Article highlights effects of orbital atherectomy and rotational atherectomy in treating heavily calcified coronary lesions


An article e-published in in Catheterization and Cardiovascular Intervention highlights the mechanical effect of orbital atherectomy and rotational atherectomy in treating heavily calcified coronary lesions.

The article, titled “Optical coherence tomography assessment of the mechanistic effects of rotational and orbital atherectomy in severely calcified coronary lesions,” details results from a study led by Annapoorna Kini, professor of Cardiology at the Mount Sinai Hospital and Icahn School of Medicine, and Director of the Cardiac Catheterization Lab at Mount Sinai Hospital, USA.

Study co-investigator, Samin K Sharma, director of Clinical and Interventional Cardiology at The Mount Sinai Medical Center, said “We found that using orbital atherectomy versus rotational atherectomy to treat heavily calcified coronary lesions resulted in more significant tissue modification leading to better stent apposition and expansion. This may translate to lower or MACE, and restenosis rates.”

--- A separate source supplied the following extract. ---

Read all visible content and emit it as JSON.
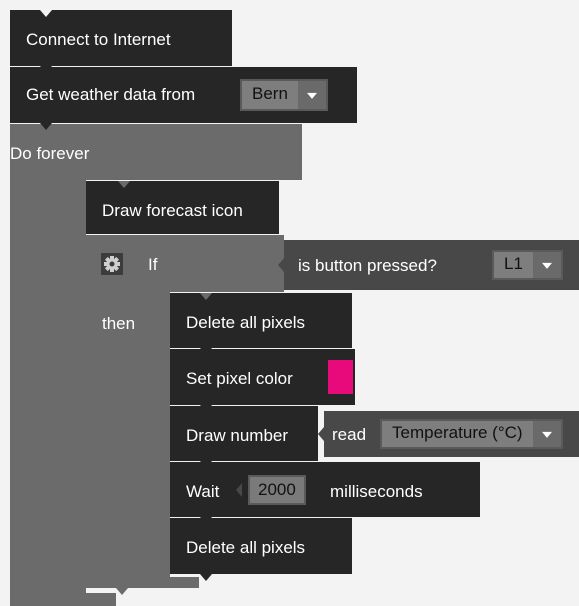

Kini’s study sought to assess the mechanical effects of rotational atherectomy and orbital atherectomy on heavily calcified coronary lesions and subsequent stent placement using optical coherence tomography, an established medical imaging technique that uses light to capture three-dimensional images from within arteries and other biological tissue. The retrospective analysis included 20 consecutive patients who were treated with either rotational atherectomy or orbital atherectomy. While small case reports have described the mechanistic effect of rotational atherectomy in calcified coronary lesions, there has been no imaging study to assess the effect of orbital atherectomy on coronary artery architecture and/or compare the effects of two atherectomy devices.

David L Martin, president and chief executive officer of Cardiovascular Systems, said, “These results illustrate that orbital atherectomy delivers less stent malapposition and better stent placement and expansion. Similarly, our ORBIT II study results showed successful stent delivery in 98% of the procedures, with 96% freedom from severe angiographic complications post orbital atherectomy. Two-year ORBIT II results also showed a 94% freedom from target lesion revascularisation and 81% freedom from MACE. We are excited by the growing clinical evidence supporting the procedural success of the Diamondback 360 orbital atherectomy system in severe coronary calcium.”